I know the importance of having a mentor because I was once in their shoes. I feel so lucky to have met my Kisa Mentor, Madame Esther. She helped me to deal with the challenges I was facing, and I developed resilience. She guided me in finding solutions to my problems, and made me believe that I could get through – that was so valuable. She continued to be my Mentor after I graduated from the program, during my time in university. During the holidays, she still made time for me even though she was a busy person. I have always felt relieved after having a conversation with her and I would say everyone needs one person like that in their lives. They are the reason people believe in hope again. Everyone who gets to have a mentor should take the chance to be one for another person.
How has your mentoring style been influenced by the Mentor you had while you were a Kisa Scholar?
My Mentor was the first person to come into my life and support me in this special way – she was the person I had always wished to have in my life. As Africans, we are raised in a culture where it’s often difficult to share our thoughts with parents and family members. When I met my Mentor, it felt entirely different. I could easily speak my mind with her and hear her thoughts about the situations I was going through. She was the person I could go to about personal or work-related challenges, and that relationship continues to this day.
Today, in my role as a Kisa Mentor, I try to be that person for my mentees… a person with whom they can exchange thoughts, and a shoulder to lean on when they are facing challenges.

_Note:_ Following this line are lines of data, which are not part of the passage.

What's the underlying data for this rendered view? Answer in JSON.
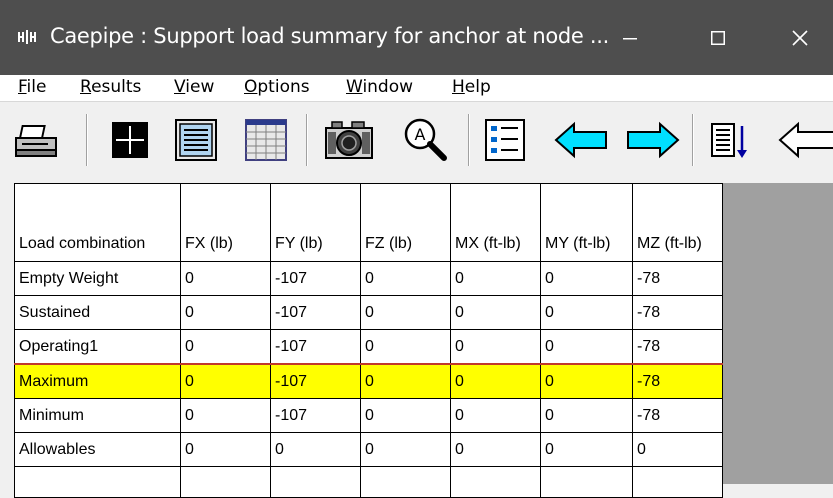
{
  "window": {
    "title": "Caepipe : Support load summary for anchor at node ...",
    "app_icon": "caepipe-icon",
    "minimize_icon": "minimize-icon",
    "maximize_icon": "maximize-icon",
    "close_icon": "close-icon"
  },
  "menu": {
    "items": [
      {
        "label": "File",
        "u": "F",
        "rest": "ile"
      },
      {
        "label": "Results",
        "u": "R",
        "rest": "esults"
      },
      {
        "label": "View",
        "u": "V",
        "rest": "iew"
      },
      {
        "label": "Options",
        "u": "O",
        "rest": "ptions"
      },
      {
        "label": "Window",
        "u": "W",
        "rest": "indow"
      },
      {
        "label": "Help",
        "u": "H",
        "rest": "elp"
      }
    ]
  },
  "toolbar": {
    "buttons": [
      "printer-icon",
      "crosshair-icon",
      "text-document-icon",
      "grid-icon",
      "camera-icon",
      "zoom-magnifier-icon",
      "list-icon",
      "arrow-left-icon",
      "arrow-right-icon",
      "sort-down-icon",
      "arrow-left-outline-icon"
    ]
  },
  "table": {
    "headers": [
      "Load combination",
      "FX (lb)",
      "FY (lb)",
      "FZ (lb)",
      "MX (ft-lb)",
      "MY (ft-lb)",
      "MZ (ft-lb)"
    ],
    "rows": [
      [
        "Empty Weight",
        "0",
        "-107",
        "0",
        "0",
        "0",
        "-78"
      ],
      [
        "Sustained",
        "0",
        "-107",
        "0",
        "0",
        "0",
        "-78"
      ],
      [
        "Operating1",
        "0",
        "-107",
        "0",
        "0",
        "0",
        "-78"
      ],
      [
        "Maximum",
        "0",
        "-107",
        "0",
        "0",
        "0",
        "-78"
      ],
      [
        "Minimum",
        "0",
        "-107",
        "0",
        "0",
        "0",
        "-78"
      ],
      [
        "Allowables",
        "0",
        "0",
        "0",
        "0",
        "0",
        "0"
      ]
    ],
    "highlight_color": "#ffff00",
    "highlight_row": "Maximum"
  }
}
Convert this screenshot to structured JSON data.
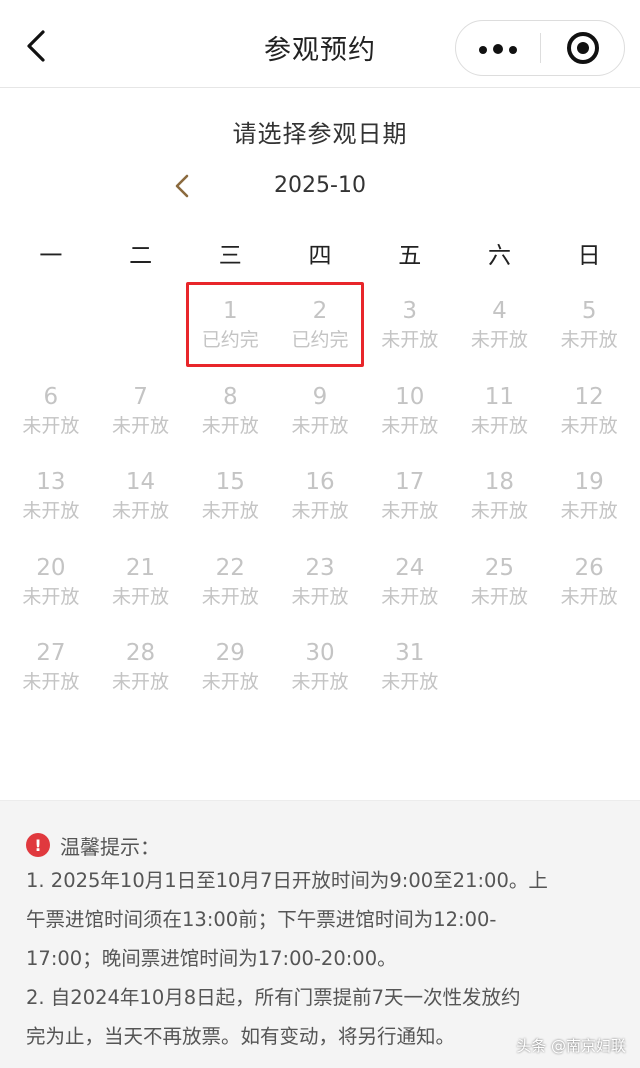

I usually don’t tell them what to do. Instead, I try to be there for them and let them talk to me, and this means a lot to them. I cannot say a Mentor is a problem solver or a solution giver. Alternatively, we aim to support and be there for our mentees – like a sister, a teacher, or even an aunt.
How does it feel to now be a Kisa Mentor after your experiences as a Scholar?
Soon after I graduated from the Kisa Project in 2014, I began my accounts and finance degree at Mzumbe University. During my time as a college student, I used to visit the AfricAid offices, and help with data entry and sometimes substitute in class for Mentors. About the time I graduated from university in 2017, AfricAid announced that they were recruiting new Mentors. I always wanted to be a Mentor and I jumped at the opportunity! Since then, I have mentored more than 500 Tanzanian girls across the Arusha and Kilimanjaro Regions.
I feel overjoyed as I reflect on my journey as a Kisa Scholar. When I see my Scholars in class, it makes me think of myself. I feel like they have a lot of questions in their minds, just as I did. One of those questions is whether it is worth it being in Kisa, or is their time being wasted? When this question arises, I like to share my experiences with them, talking about balancing my own academic issues and my time as a Kisa Scholar – not only does it bring me joy, but it also calms their worries. In fact, I kept my notebook from my own Kisa Scholar days. I refer to it regularly to remind myself about my thoughts, concerns, and dreams as a young girl. This perspective helps me deliver a stronger lesson in class.
Being both a Kisa Scholar and a Kisa Mentor has helped me to better understand and connect with my own Scholars. It has helped me to remember not to be judgmental about the situations that they are going through (for example, poor academic performance, relationship difficulties, or other personal issues) because my Mentor did not judge me.
Meet more of AfricAid’s dedicated Kisa and Binti Shupavu Mentors!
AfricAid mentors secondary school girls in Tanzania to complete their education, develop into confident leaders, and transform their own lives and their communities. We equip girls to overcome challenges and reach their full potential because educated girls create lasting positive change. The outcome is proactive, resilient, and socially-responsible girls who secure better jobs, raise healthier families and increase the standing of women in society.